Data records for software interfaces
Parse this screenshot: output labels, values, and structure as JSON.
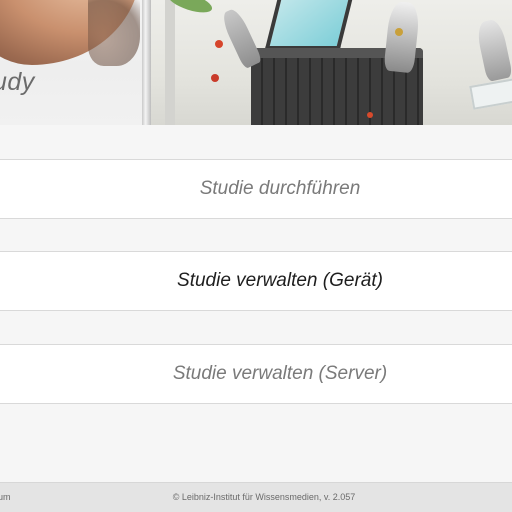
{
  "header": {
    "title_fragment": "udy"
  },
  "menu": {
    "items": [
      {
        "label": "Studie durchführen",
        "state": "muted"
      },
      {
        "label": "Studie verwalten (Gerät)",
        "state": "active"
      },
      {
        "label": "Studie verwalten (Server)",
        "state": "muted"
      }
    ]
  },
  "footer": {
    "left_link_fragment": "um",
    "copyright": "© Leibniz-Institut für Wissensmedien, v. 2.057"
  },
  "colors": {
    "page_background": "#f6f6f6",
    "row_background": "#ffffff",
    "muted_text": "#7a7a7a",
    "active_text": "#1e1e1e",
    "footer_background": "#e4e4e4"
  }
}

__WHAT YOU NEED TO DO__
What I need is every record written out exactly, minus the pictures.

__EXERCISE RESULT__
Parse this screenshot: output labels, values, and structure as JSON.
{
  "header": {
    "title_fragment": "udy"
  },
  "menu": {
    "items": [
      {
        "label": "Studie durchführen",
        "state": "muted"
      },
      {
        "label": "Studie verwalten (Gerät)",
        "state": "active"
      },
      {
        "label": "Studie verwalten (Server)",
        "state": "muted"
      }
    ]
  },
  "footer": {
    "left_link_fragment": "um",
    "copyright": "© Leibniz-Institut für Wissensmedien, v. 2.057"
  },
  "colors": {
    "page_background": "#f6f6f6",
    "row_background": "#ffffff",
    "muted_text": "#7a7a7a",
    "active_text": "#1e1e1e",
    "footer_background": "#e4e4e4"
  }
}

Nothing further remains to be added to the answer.